= Task item =
Review the material and extract every line in which the word "grid" occurs.
····················
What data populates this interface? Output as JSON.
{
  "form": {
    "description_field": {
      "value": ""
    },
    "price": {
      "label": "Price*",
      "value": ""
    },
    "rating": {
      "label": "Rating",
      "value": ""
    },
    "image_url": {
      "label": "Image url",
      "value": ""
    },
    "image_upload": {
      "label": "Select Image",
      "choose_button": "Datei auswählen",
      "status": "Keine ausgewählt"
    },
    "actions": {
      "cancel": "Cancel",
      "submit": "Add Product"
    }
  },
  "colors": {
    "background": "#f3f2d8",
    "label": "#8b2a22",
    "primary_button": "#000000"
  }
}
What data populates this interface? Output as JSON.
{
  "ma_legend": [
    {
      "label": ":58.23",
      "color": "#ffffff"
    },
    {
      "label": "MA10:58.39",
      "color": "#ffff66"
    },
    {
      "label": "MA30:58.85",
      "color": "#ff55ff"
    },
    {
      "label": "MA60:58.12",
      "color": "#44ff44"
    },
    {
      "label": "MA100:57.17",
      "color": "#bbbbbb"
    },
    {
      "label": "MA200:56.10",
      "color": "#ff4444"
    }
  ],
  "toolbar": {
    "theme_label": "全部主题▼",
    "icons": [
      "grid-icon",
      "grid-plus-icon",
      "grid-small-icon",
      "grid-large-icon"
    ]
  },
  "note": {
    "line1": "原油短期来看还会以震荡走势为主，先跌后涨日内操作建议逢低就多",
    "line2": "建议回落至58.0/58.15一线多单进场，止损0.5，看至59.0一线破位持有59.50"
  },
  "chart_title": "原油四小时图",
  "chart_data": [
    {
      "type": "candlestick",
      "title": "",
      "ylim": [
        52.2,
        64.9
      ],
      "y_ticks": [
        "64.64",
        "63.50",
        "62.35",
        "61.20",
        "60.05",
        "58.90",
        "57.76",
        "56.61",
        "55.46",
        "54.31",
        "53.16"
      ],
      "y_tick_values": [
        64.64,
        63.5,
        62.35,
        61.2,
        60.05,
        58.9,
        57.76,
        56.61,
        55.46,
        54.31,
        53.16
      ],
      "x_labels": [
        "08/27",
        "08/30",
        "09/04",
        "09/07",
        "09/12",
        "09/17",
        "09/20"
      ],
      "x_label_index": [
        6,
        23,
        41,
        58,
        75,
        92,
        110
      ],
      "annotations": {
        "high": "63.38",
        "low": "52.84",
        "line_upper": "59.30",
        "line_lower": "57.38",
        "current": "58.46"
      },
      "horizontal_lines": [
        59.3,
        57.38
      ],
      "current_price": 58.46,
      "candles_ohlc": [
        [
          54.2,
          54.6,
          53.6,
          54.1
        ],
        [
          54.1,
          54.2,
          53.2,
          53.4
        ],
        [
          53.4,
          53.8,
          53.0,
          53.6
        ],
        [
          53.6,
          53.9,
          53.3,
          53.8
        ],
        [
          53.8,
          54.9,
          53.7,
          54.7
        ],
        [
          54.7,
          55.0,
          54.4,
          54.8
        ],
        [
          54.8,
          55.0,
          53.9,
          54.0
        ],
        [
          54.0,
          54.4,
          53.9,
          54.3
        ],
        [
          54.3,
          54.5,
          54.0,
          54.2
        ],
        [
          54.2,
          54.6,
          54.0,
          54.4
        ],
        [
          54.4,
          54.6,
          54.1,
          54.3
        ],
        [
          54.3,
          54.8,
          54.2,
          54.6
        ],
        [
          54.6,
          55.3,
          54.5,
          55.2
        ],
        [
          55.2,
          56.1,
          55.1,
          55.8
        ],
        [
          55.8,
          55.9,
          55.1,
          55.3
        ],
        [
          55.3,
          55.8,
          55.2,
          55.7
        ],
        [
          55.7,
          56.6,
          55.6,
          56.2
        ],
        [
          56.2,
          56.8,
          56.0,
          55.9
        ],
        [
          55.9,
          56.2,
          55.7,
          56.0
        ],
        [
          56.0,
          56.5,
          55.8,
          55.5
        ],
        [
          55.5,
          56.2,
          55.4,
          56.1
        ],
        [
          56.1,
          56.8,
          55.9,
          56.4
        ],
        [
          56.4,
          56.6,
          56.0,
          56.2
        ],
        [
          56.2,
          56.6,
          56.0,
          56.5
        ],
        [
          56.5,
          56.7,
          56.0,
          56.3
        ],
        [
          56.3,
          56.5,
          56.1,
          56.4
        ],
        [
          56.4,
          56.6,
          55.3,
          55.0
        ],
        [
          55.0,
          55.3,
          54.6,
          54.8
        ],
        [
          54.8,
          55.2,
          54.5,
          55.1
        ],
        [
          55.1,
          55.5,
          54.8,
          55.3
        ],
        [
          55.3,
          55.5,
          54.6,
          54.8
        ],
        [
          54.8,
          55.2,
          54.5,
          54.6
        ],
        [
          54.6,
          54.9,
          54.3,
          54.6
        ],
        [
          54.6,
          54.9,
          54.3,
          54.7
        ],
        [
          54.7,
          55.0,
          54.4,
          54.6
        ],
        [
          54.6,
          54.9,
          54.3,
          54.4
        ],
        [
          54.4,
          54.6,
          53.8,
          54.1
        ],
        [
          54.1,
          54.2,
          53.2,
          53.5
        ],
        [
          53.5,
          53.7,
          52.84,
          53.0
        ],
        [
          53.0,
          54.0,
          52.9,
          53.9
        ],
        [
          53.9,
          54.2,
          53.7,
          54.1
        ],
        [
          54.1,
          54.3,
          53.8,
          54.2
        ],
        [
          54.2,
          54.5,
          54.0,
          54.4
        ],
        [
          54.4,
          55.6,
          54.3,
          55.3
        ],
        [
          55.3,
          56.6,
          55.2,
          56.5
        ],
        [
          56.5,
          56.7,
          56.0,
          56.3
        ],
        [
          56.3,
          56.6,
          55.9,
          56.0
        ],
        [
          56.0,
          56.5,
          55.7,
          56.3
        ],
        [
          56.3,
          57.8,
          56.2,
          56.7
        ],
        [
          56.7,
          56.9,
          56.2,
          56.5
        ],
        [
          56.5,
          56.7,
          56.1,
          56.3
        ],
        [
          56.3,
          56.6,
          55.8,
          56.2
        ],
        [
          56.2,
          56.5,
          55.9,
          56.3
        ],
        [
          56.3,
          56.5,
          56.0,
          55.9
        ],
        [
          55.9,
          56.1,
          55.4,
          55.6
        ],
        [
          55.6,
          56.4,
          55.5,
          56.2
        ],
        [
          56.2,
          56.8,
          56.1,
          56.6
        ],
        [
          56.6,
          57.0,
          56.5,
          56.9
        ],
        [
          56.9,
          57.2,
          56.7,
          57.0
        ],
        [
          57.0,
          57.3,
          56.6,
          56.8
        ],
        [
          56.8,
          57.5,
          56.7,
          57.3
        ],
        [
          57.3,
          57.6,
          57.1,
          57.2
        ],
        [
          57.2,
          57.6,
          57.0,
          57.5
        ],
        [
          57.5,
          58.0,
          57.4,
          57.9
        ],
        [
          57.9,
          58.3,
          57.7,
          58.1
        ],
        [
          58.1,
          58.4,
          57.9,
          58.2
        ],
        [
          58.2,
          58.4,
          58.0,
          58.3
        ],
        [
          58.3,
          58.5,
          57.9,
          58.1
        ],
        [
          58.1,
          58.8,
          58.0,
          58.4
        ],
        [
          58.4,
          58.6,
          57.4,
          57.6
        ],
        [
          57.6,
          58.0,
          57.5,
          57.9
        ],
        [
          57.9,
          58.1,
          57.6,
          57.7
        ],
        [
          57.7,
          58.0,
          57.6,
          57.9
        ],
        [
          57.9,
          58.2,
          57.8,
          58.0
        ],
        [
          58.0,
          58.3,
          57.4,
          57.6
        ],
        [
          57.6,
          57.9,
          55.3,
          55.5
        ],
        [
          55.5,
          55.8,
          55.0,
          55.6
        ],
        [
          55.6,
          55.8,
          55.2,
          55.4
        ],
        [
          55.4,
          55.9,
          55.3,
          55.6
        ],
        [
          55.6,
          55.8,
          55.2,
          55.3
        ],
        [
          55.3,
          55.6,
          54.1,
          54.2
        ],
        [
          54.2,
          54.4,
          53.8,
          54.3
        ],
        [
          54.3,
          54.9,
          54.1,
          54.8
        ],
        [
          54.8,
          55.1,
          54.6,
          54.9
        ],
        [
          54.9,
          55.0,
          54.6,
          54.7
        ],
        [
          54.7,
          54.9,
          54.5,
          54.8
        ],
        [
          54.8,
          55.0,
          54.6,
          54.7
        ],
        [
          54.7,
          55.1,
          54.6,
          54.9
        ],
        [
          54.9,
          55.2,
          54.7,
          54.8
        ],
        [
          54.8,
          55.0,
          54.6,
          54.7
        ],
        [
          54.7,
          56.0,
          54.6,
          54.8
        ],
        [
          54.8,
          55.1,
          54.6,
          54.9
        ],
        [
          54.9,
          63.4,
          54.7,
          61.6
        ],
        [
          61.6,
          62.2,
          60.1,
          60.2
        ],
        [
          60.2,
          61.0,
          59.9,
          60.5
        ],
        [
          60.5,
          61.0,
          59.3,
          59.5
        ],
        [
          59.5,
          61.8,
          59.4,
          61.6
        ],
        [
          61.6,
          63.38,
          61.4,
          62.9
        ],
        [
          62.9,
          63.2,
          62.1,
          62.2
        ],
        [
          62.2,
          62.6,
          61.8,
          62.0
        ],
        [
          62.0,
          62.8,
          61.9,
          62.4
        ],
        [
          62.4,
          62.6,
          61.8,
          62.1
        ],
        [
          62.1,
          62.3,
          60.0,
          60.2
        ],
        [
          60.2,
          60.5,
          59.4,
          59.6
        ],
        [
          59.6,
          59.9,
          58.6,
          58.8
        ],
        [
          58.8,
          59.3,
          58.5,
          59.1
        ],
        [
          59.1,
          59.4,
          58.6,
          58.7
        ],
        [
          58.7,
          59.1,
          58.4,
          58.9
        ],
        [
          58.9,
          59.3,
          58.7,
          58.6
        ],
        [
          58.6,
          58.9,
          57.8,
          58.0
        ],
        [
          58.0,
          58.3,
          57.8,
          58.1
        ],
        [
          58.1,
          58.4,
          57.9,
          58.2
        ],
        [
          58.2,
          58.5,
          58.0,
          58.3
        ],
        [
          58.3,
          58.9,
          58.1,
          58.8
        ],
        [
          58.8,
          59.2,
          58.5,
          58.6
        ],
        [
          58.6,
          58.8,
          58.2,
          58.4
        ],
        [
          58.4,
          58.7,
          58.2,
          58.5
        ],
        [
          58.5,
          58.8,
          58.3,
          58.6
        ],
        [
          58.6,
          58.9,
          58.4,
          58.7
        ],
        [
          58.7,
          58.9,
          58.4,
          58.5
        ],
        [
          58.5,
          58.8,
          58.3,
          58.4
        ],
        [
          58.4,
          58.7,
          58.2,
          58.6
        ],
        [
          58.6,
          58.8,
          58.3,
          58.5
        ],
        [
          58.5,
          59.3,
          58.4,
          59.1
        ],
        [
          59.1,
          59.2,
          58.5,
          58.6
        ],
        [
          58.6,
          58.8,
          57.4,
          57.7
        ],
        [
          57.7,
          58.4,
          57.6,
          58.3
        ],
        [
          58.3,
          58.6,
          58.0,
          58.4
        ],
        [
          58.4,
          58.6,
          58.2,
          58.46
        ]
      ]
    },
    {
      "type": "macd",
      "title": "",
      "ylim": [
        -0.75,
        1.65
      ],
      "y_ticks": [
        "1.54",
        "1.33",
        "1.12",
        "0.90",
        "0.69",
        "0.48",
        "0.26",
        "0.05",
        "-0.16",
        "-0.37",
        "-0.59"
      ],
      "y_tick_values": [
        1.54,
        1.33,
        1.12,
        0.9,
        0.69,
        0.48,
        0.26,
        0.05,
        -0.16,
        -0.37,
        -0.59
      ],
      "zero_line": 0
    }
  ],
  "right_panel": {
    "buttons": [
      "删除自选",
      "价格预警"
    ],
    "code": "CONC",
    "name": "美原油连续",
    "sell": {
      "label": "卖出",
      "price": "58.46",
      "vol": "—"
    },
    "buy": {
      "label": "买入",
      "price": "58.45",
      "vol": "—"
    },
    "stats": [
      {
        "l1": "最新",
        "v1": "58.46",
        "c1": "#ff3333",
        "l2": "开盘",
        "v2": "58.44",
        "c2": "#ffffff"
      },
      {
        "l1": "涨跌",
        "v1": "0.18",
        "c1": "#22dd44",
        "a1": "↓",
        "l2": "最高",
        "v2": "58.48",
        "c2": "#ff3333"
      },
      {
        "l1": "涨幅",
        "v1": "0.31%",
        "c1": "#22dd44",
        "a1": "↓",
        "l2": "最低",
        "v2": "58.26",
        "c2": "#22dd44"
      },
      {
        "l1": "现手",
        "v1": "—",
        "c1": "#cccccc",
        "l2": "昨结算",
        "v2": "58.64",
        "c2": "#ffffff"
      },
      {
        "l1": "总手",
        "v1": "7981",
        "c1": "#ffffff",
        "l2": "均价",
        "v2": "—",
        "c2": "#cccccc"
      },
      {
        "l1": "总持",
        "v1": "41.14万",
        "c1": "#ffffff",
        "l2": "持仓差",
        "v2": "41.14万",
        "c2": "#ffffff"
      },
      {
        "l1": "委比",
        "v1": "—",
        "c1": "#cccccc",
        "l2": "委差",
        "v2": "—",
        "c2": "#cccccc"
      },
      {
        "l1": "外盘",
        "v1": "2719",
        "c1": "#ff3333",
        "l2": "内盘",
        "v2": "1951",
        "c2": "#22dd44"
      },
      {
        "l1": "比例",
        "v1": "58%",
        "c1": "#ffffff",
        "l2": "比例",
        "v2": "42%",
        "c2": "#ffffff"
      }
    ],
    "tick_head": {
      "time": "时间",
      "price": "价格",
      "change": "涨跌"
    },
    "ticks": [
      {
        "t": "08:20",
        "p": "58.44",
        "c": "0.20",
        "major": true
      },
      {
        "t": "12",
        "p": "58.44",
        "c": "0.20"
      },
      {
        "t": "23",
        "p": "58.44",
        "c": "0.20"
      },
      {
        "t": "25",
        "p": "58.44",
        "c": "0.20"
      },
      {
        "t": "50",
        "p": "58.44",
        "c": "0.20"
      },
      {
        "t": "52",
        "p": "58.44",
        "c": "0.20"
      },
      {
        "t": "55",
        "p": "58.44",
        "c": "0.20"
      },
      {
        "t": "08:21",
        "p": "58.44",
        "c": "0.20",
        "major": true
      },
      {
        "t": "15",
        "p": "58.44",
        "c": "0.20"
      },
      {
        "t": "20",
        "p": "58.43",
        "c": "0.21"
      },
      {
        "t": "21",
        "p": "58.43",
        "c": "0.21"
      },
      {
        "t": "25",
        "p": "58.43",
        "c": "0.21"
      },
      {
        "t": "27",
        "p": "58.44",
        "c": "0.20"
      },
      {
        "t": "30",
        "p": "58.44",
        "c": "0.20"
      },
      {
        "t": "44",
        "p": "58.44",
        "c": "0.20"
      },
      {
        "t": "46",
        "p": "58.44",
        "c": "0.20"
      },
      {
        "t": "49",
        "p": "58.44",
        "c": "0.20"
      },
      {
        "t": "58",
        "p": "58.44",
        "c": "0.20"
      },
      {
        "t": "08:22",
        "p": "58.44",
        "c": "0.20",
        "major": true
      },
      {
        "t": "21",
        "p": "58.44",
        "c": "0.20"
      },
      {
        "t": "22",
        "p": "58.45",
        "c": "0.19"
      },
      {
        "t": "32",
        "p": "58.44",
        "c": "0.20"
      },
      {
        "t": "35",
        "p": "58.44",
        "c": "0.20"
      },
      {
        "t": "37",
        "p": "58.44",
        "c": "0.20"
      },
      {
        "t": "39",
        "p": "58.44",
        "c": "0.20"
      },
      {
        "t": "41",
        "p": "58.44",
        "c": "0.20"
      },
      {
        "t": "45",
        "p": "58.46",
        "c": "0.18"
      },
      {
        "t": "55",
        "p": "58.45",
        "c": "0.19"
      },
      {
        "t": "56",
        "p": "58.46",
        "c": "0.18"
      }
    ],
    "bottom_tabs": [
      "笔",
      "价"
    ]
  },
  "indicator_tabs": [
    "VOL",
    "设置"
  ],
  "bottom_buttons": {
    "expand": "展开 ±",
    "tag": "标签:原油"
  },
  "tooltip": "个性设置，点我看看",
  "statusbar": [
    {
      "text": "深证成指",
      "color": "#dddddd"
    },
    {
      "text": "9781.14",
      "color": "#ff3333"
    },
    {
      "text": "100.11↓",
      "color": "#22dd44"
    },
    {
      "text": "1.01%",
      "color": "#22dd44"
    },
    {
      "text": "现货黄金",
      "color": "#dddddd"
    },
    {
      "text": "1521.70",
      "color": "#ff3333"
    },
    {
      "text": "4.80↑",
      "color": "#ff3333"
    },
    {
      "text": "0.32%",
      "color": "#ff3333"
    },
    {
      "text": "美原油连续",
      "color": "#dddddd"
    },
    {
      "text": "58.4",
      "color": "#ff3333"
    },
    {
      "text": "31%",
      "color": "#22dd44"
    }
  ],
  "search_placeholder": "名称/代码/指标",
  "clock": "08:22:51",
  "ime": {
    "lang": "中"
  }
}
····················
= Exercise response =
      "grid-icon",
      "grid-plus-icon",
      "grid-small-icon",
      "grid-large-icon"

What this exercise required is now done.